Skip to main content


Cornell Student Articles on Topical Affairs

Investigating the root cause of startup failure in today’s business world

Nobody launches a startup thinking it will fail, yet the majority do so within the first 12-24 months. Understanding the leading causes may allow you to avoid a similar fate.

As humans, we think we’re different from our counterparts more than we truly are. Research reveals that any two humans chosen at random share roughly 99.9 percent of the same DNA. In other words, for all of the surface level differences we may have – skin color, eye color, hair texture, height, weight, etc. – we’re the same at the core. The same could be said of businesses.

Deep down, most successful businesses share the same set of core traits. But this is also true of failed businesses. If you were to conduct an autopsy of thousands of failed startups over the years, you’d conclude they were tripped up by a familiar set of mistakes and circumstances.

As the most recent CBI Insights report shows, there’s rarely a single cause of failure. There are, however, several common factors.

According to the CBI Insights report, 42 percent of failed startups launch products that have no market need. The product itself might be interesting, unique, and effective, but if customers don’t want it, you can’t build a successful brand.

Steve Jobs once said, “People don’t know what they want until you show it to them. That’s why we never rely on market research. Our task is to read things that are not yet on the page.”

While this strategy may have worked for Jobs and company, this isn’t necessarily advice you want to follow. Going too far down this road will lead you to develop a product with no market need. This issue can be solved by doing more due diligence on the front end and spending time researching what customers actually want from a product.

The CBI Insights report confirms this, suggesting that as many as 29 percent of failed startups run out of cash. The question is, how can you keep your startup properly funded without racking up too much debt or forking over too much equity?

Research is the answer. You have to be patient enough to seek out opportunities, evaluate them, and move confidently toward the ones that offer the greatest chances of success. Funding is always going to be a numbers game,and you must be willing to take educated chances.

Nearly one-quarter of failed startups – 23 percent, to be exact – don’t have the right founding team in place. They either have inexperienced people at the helm of the ship, or too many people with irrelevant experience and inapplicable talents.

Never start a company with people because it’s convenient. A startup team should be strategically formed based on talents, skills, resources, and opportunities. If these people happen to be your friends, that’s great. If they aren’t, that’s perfectly fine, too.

Roughly 9 percent of failed startups blame a lack of passion on their flop.
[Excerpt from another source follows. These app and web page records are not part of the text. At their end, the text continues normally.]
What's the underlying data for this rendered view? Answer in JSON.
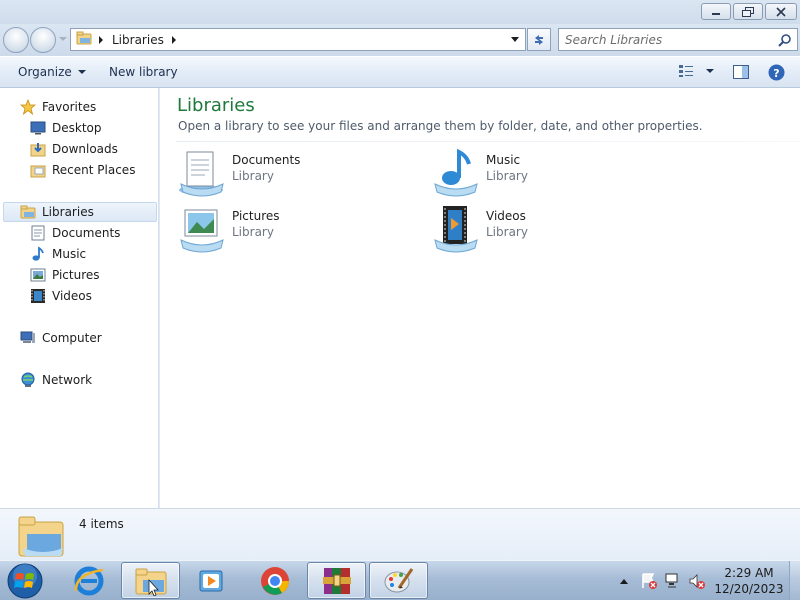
{
  "window": {
    "buttons": {
      "minimize": "minimize-icon",
      "maximize": "restore-icon",
      "close": "close-icon"
    }
  },
  "address": {
    "breadcrumb": [
      "Libraries"
    ],
    "search_placeholder": "Search Libraries"
  },
  "toolbar": {
    "organize_label": "Organize",
    "new_library_label": "New library"
  },
  "nav": {
    "favorites": {
      "label": "Favorites",
      "items": [
        "Desktop",
        "Downloads",
        "Recent Places"
      ]
    },
    "libraries": {
      "label": "Libraries",
      "items": [
        "Documents",
        "Music",
        "Pictures",
        "Videos"
      ]
    },
    "computer": "Computer",
    "network": "Network"
  },
  "content": {
    "title": "Libraries",
    "subtitle": "Open a library to see your files and arrange them by folder, date, and other properties.",
    "libraries": [
      {
        "name": "Documents",
        "type": "Library",
        "icon": "documents-library-icon"
      },
      {
        "name": "Music",
        "type": "Library",
        "icon": "music-library-icon"
      },
      {
        "name": "Pictures",
        "type": "Library",
        "icon": "pictures-library-icon"
      },
      {
        "name": "Videos",
        "type": "Library",
        "icon": "videos-library-icon"
      }
    ]
  },
  "details": {
    "item_count": "4 items"
  },
  "taskbar": {
    "apps": [
      "internet-explorer-icon",
      "file-explorer-icon",
      "media-player-icon",
      "chrome-icon",
      "winrar-icon",
      "paint-icon"
    ],
    "active_app": "file-explorer-icon",
    "clock_time": "2:29 AM",
    "clock_date": "12/20/2023"
  },
  "colors": {
    "title_green": "#1e7a3a",
    "frame_blue": "#dbe6f3",
    "taskbar_blue": "#a6bcd6"
  }
}
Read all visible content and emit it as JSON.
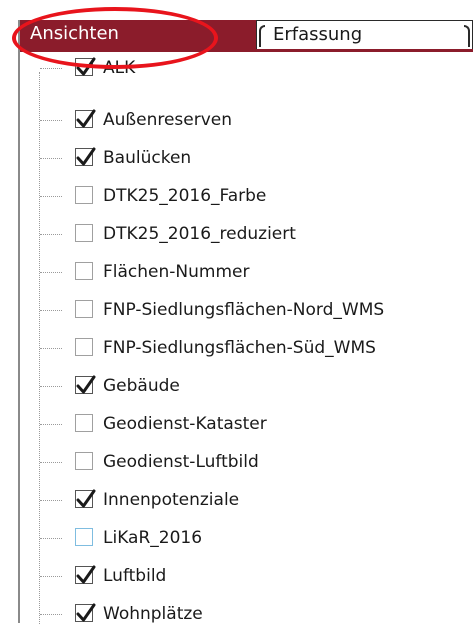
{
  "tabs": [
    {
      "label": "Ansichten",
      "active": true
    },
    {
      "label": "Erfassung",
      "active": false
    }
  ],
  "layers": [
    {
      "label": "ALK",
      "checked": true
    },
    {
      "label": "Außenreserven",
      "checked": true
    },
    {
      "label": "Baulücken",
      "checked": true
    },
    {
      "label": "DTK25_2016_Farbe",
      "checked": false
    },
    {
      "label": "DTK25_2016_reduziert",
      "checked": false
    },
    {
      "label": "Flächen-Nummer",
      "checked": false
    },
    {
      "label": "FNP-Siedlungsflächen-Nord_WMS",
      "checked": false
    },
    {
      "label": "FNP-Siedlungsflächen-Süd_WMS",
      "checked": false
    },
    {
      "label": "Gebäude",
      "checked": true
    },
    {
      "label": "Geodienst-Kataster",
      "checked": false
    },
    {
      "label": "Geodienst-Luftbild",
      "checked": false
    },
    {
      "label": "Innenpotenziale",
      "checked": true
    },
    {
      "label": "LiKaR_2016",
      "checked": false,
      "highlight": true
    },
    {
      "label": "Luftbild",
      "checked": true
    },
    {
      "label": "Wohnplätze",
      "checked": true
    }
  ],
  "colors": {
    "active_tab": "#8b1c2b",
    "annotation": "#e8141c",
    "checkmark": "#1a1a1a",
    "highlight_border": "#7fbde0"
  }
}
They may survive for a few months or years, but when the going gets tough, they lack the motivation to keep pushing through

Passion is a necessary ingredient of success; however, this isn’t to say it’s everything. As entrepreneur Don Charlton explains, “Passion is definitely an essential ingredient to your entrepreneurial journey, but so is an underserved, untapped market. Without one or the other, startups – and therefore entrepreneurs – fail.”

Competition is actually very healthy. It forces you to be proactive and prevents you from sitting back and relaxing. However, there’s a fine line between competition and too much competition.

CBI Insights data shows that 19 percent of failed startups get outcompeted by other companies in their niche. If you know you’re going to be in a highly competitive niche, be prepared to work hard and be willing to pivot at a moment’s notice.

Whether you’re licking your wounds from a startup failure, or preparing to launch a startup and hoping to avoid failure, it’s imperative that you never assume you know it all. The moment you relax is the moment you get uprooted.

The most successful entrepreneurs are the ones who never stop learning. They’re the ones who recognize their own shortcomings and actively seek both formal and informal education from those who possess knowledge they don’t have.

Adopt this same mentality and success won’t be nearly as elusive.

Leave a Reply

Skip to toolbar